● **TASK DATA**:
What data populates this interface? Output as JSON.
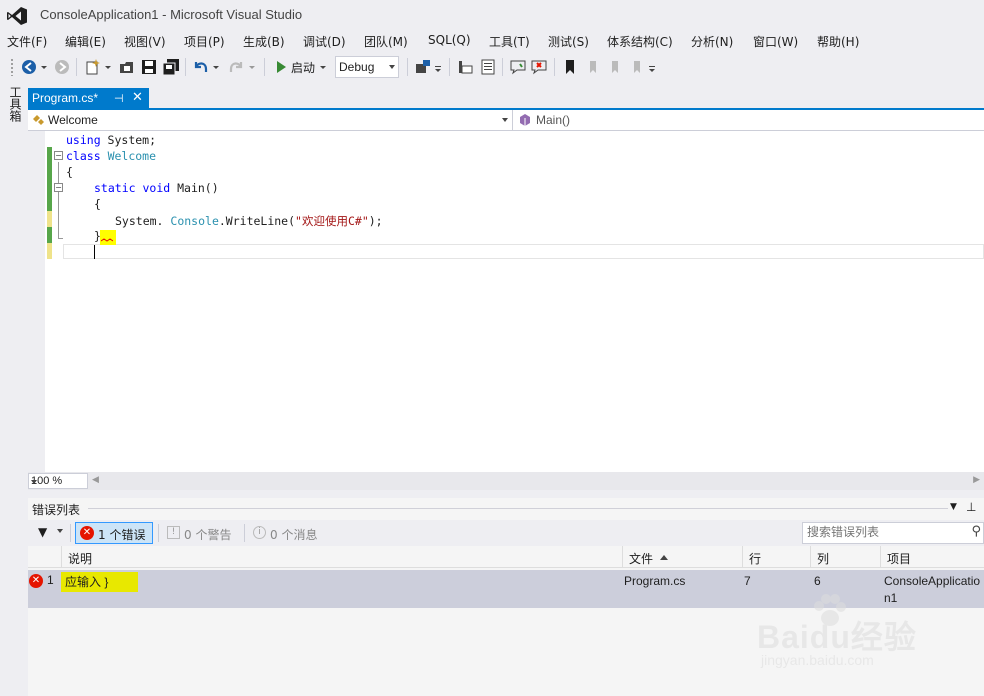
{
  "window": {
    "title": "ConsoleApplication1 - Microsoft Visual Studio"
  },
  "menu": [
    "文件(F)",
    "编辑(E)",
    "视图(V)",
    "项目(P)",
    "生成(B)",
    "调试(D)",
    "团队(M)",
    "SQL(Q)",
    "工具(T)",
    "测试(S)",
    "体系结构(C)",
    "分析(N)",
    "窗口(W)",
    "帮助(H)"
  ],
  "toolbar": {
    "start_label": "启动",
    "config_value": "Debug"
  },
  "toolbox": {
    "label": "工具箱"
  },
  "document_tab": {
    "label": "Program.cs*"
  },
  "navbar": {
    "type_value": "Welcome",
    "member_value": "Main()"
  },
  "code": {
    "line1_kw": "using",
    "line1_rest": " System;",
    "line2_kw": "class",
    "line2_type": "Welcome",
    "line3": "{",
    "line4_kw1": "static",
    "line4_kw2": "void",
    "line4_rest": " Main()",
    "line5": "{",
    "line6_a": "System.",
    "line6_type": "Console",
    "line6_b": ".WriteLine(",
    "line6_str": "\"欢迎使用C#\"",
    "line6_c": ");",
    "line7": "}"
  },
  "zoom": {
    "value": "100 %"
  },
  "error_list": {
    "title": "错误列表",
    "errors_label": "1 个错误",
    "warnings_label": "0 个警告",
    "messages_label": "0 个消息",
    "search_placeholder": "搜索错误列表",
    "columns": {
      "description": "说明",
      "file": "文件",
      "line": "行",
      "column": "列",
      "project": "项目"
    },
    "rows": [
      {
        "index": "1",
        "description": "应输入 }",
        "file": "Program.cs",
        "line": "7",
        "column": "6",
        "project": "ConsoleApplication1"
      }
    ]
  },
  "watermark": {
    "brand": "Baidu经验",
    "url": "jingyan.baidu.com"
  },
  "colors": {
    "accent": "#007acc",
    "error": "#e51400",
    "highlight": "#ffff00",
    "change_saved": "#57a64a",
    "change_unsaved": "#efe38a"
  }
}
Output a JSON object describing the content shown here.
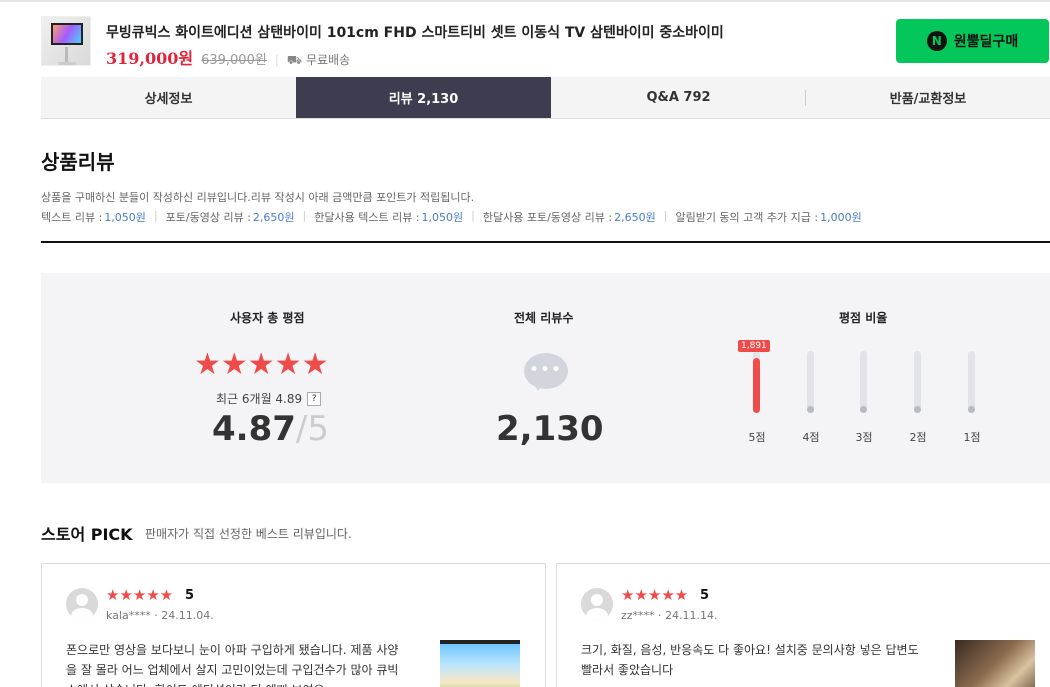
{
  "product": {
    "title": "무빙큐빅스 화이트에디션 삼탠바이미 101cm FHD 스마트티비 셋트 이동식 TV 삼텐바이미 중소바이미",
    "price": "319,000원",
    "original_price": "639,000원",
    "shipping": "무료배송",
    "buy_button": "원뿔딜구매",
    "buy_badge": "N"
  },
  "tabs": [
    {
      "label": "상세정보"
    },
    {
      "label": "리뷰 2,130",
      "active": true
    },
    {
      "label": "Q&A 792"
    },
    {
      "label": "반품/교환정보"
    }
  ],
  "review_header": {
    "title": "상품리뷰",
    "description": "상품을 구매하신 분들이 작성하신 리뷰입니다.리뷰 작성시 아래 금액만큼 포인트가 적립됩니다.",
    "points": [
      {
        "label": "텍스트 리뷰 :",
        "amount": "1,050원"
      },
      {
        "label": "포토/동영상 리뷰 :",
        "amount": "2,650원"
      },
      {
        "label": "한달사용 텍스트 리뷰 :",
        "amount": "1,050원"
      },
      {
        "label": "한달사용 포토/동영상 리뷰 :",
        "amount": "2,650원"
      },
      {
        "label": "알림받기 동의 고객 추가 지급 :",
        "amount": "1,000원"
      }
    ]
  },
  "summary": {
    "rating_heading": "사용자 총 평점",
    "stars": "★★★★★",
    "recent_text": "최근 6개월 4.89",
    "help": "?",
    "average": "4.87",
    "max": "5",
    "max_prefix": "/",
    "count_heading": "전체 리뷰수",
    "bubble_dots": "•••",
    "total": "2,130",
    "ratio_heading": "평점 비율",
    "ratio": [
      {
        "label": "5점",
        "count": "1,891",
        "fraction": 0.888
      },
      {
        "label": "4점",
        "count": "",
        "fraction": 0
      },
      {
        "label": "3점",
        "count": "",
        "fraction": 0
      },
      {
        "label": "2점",
        "count": "",
        "fraction": 0
      },
      {
        "label": "1점",
        "count": "",
        "fraction": 0
      }
    ]
  },
  "store_pick": {
    "title_ko": "스토어",
    "title_en": "PICK",
    "subtitle": "판매자가 직접 선정한 베스트 리뷰입니다."
  },
  "reviews": [
    {
      "stars": "★★★★★",
      "score": "5",
      "user": "kala****",
      "date": "24.11.04.",
      "text": "폰으로만 영상을 보다보니 눈이 아파 구입하게 됐습니다. 제품 사양을 잘 몰라 어느 업체에서 살지 고민이었는데 구입건수가 많아 큐빅스에서 샀습니다. 화이트 에디션이라 더 예뻐 보여요"
    },
    {
      "stars": "★★★★★",
      "score": "5",
      "user": "zz****",
      "date": "24.11.14.",
      "text": "크기, 화질, 음성, 반응속도 다 좋아요! 설치중 문의사항 넣은 답변도 빨라서 좋았습니다"
    }
  ],
  "colors": {
    "accent_red": "#f04b4b",
    "price_red": "#e1243b",
    "buy_green": "#03c75a",
    "tab_active": "#3c3d4f",
    "point_blue": "#4a7bd0"
  }
}
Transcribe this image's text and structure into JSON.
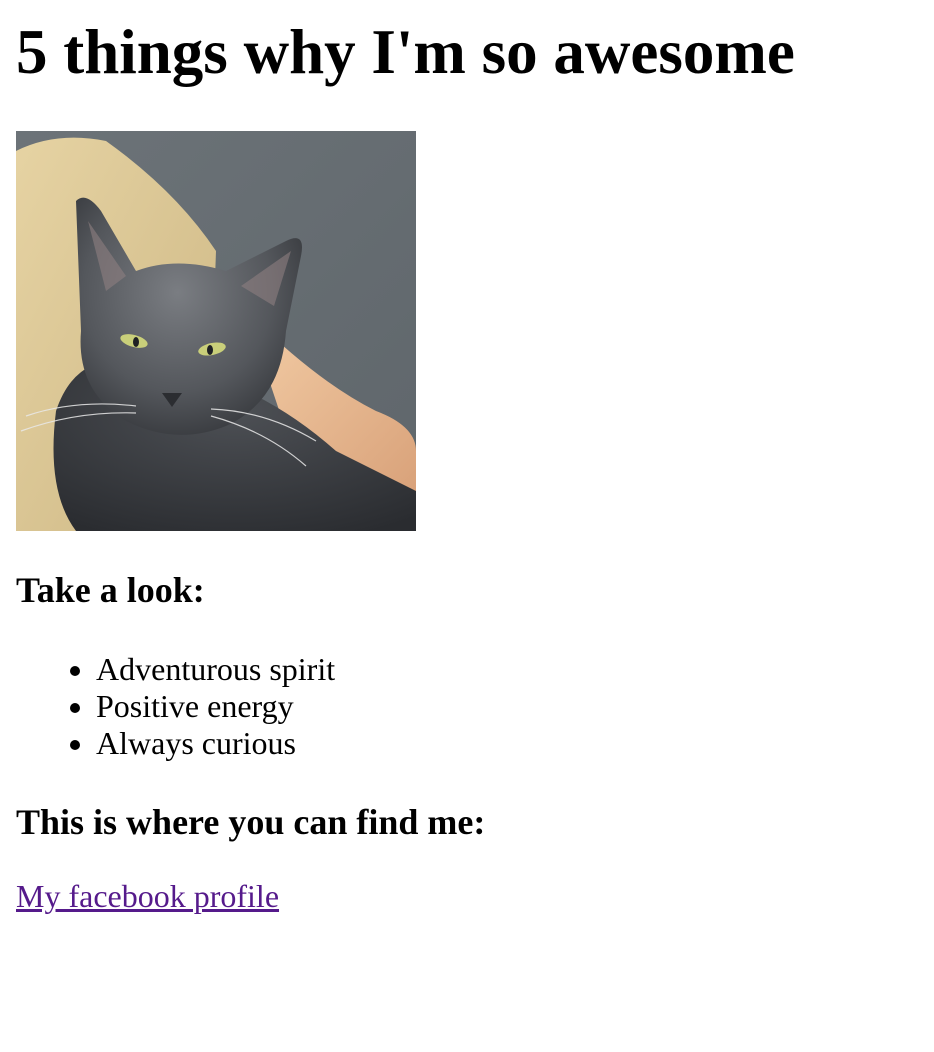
{
  "page": {
    "title": "5 things why I'm so awesome",
    "photo_name": "cat-photo",
    "section_look": "Take a look:",
    "traits": [
      "Adventurous spirit",
      "Positive energy",
      "Always curious"
    ],
    "section_find": "This is where you can find me:",
    "link_label": "My facebook profile"
  },
  "colors": {
    "link_visited": "#551a8b",
    "text": "#000000",
    "background": "#ffffff"
  }
}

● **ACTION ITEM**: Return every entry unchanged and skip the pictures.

● **RESPONSE AREA**:
What data populates this interface? Output as JSON.
{
  "window": {
    "title": "ConsoleApplication1 - Microsoft Visual Studio"
  },
  "menu": [
    "文件(F)",
    "编辑(E)",
    "视图(V)",
    "项目(P)",
    "生成(B)",
    "调试(D)",
    "团队(M)",
    "SQL(Q)",
    "工具(T)",
    "测试(S)",
    "体系结构(C)",
    "分析(N)",
    "窗口(W)",
    "帮助(H)"
  ],
  "toolbar": {
    "start_label": "启动",
    "config_value": "Debug"
  },
  "toolbox": {
    "label": "工具箱"
  },
  "document_tab": {
    "label": "Program.cs*"
  },
  "navbar": {
    "type_value": "Welcome",
    "member_value": "Main()"
  },
  "code": {
    "line1_kw": "using",
    "line1_rest": " System;",
    "line2_kw": "class",
    "line2_type": "Welcome",
    "line3": "{",
    "line4_kw1": "static",
    "line4_kw2": "void",
    "line4_rest": " Main()",
    "line5": "{",
    "line6_a": "System.",
    "line6_type": "Console",
    "line6_b": ".WriteLine(",
    "line6_str": "\"欢迎使用C#\"",
    "line6_c": ");",
    "line7": "}"
  },
  "zoom": {
    "value": "100 %"
  },
  "error_list": {
    "title": "错误列表",
    "errors_label": "1 个错误",
    "warnings_label": "0 个警告",
    "messages_label": "0 个消息",
    "search_placeholder": "搜索错误列表",
    "columns": {
      "description": "说明",
      "file": "文件",
      "line": "行",
      "column": "列",
      "project": "项目"
    },
    "rows": [
      {
        "index": "1",
        "description": "应输入 }",
        "file": "Program.cs",
        "line": "7",
        "column": "6",
        "project": "ConsoleApplication1"
      }
    ]
  },
  "watermark": {
    "brand": "Baidu经验",
    "url": "jingyan.baidu.com"
  },
  "colors": {
    "accent": "#007acc",
    "error": "#e51400",
    "highlight": "#ffff00",
    "change_saved": "#57a64a",
    "change_unsaved": "#efe38a"
  }
}
Output a JSON object describing the content shown here.
{
  "product": {
    "title": "무빙큐빅스 화이트에디션 삼탠바이미 101cm FHD 스마트티비 셋트 이동식 TV 삼텐바이미 중소바이미",
    "price": "319,000원",
    "original_price": "639,000원",
    "shipping": "무료배송",
    "buy_button": "원뿔딜구매",
    "buy_badge": "N"
  },
  "tabs": [
    {
      "label": "상세정보"
    },
    {
      "label": "리뷰 2,130",
      "active": true
    },
    {
      "label": "Q&A 792"
    },
    {
      "label": "반품/교환정보"
    }
  ],
  "review_header": {
    "title": "상품리뷰",
    "description": "상품을 구매하신 분들이 작성하신 리뷰입니다.리뷰 작성시 아래 금액만큼 포인트가 적립됩니다.",
    "points": [
      {
        "label": "텍스트 리뷰 :",
        "amount": "1,050원"
      },
      {
        "label": "포토/동영상 리뷰 :",
        "amount": "2,650원"
      },
      {
        "label": "한달사용 텍스트 리뷰 :",
        "amount": "1,050원"
      },
      {
        "label": "한달사용 포토/동영상 리뷰 :",
        "amount": "2,650원"
      },
      {
        "label": "알림받기 동의 고객 추가 지급 :",
        "amount": "1,000원"
      }
    ]
  },
  "summary": {
    "rating_heading": "사용자 총 평점",
    "stars": "★★★★★",
    "recent_text": "최근 6개월 4.89",
    "help": "?",
    "average": "4.87",
    "max": "5",
    "max_prefix": "/",
    "count_heading": "전체 리뷰수",
    "bubble_dots": "•••",
    "total": "2,130",
    "ratio_heading": "평점 비율",
    "ratio": [
      {
        "label": "5점",
        "count": "1,891",
        "fraction": 0.888
      },
      {
        "label": "4점",
        "count": "",
        "fraction": 0
      },
      {
        "label": "3점",
        "count": "",
        "fraction": 0
      },
      {
        "label": "2점",
        "count": "",
        "fraction": 0
      },
      {
        "label": "1점",
        "count": "",
        "fraction": 0
      }
    ]
  },
  "store_pick": {
    "title_ko": "스토어",
    "title_en": "PICK",
    "subtitle": "판매자가 직접 선정한 베스트 리뷰입니다."
  },
  "reviews": [
    {
      "stars": "★★★★★",
      "score": "5",
      "user": "kala****",
      "date": "24.11.04.",
      "text": "폰으로만 영상을 보다보니 눈이 아파 구입하게 됐습니다. 제품 사양을 잘 몰라 어느 업체에서 살지 고민이었는데 구입건수가 많아 큐빅스에서 샀습니다. 화이트 에디션이라 더 예뻐 보여요"
    },
    {
      "stars": "★★★★★",
      "score": "5",
      "user": "zz****",
      "date": "24.11.14.",
      "text": "크기, 화질, 음성, 반응속도 다 좋아요! 설치중 문의사항 넣은 답변도 빨라서 좋았습니다"
    }
  ],
  "colors": {
    "accent_red": "#f04b4b",
    "price_red": "#e1243b",
    "buy_green": "#03c75a",
    "tab_active": "#3c3d4f",
    "point_blue": "#4a7bd0"
  }
}
Transcribe this image's text and structure into JSON.
{
  "page": {
    "title": "5 things why I'm so awesome",
    "photo_name": "cat-photo",
    "section_look": "Take a look:",
    "traits": [
      "Adventurous spirit",
      "Positive energy",
      "Always curious"
    ],
    "section_find": "This is where you can find me:",
    "link_label": "My facebook profile"
  },
  "colors": {
    "link_visited": "#551a8b",
    "text": "#000000",
    "background": "#ffffff"
  }
}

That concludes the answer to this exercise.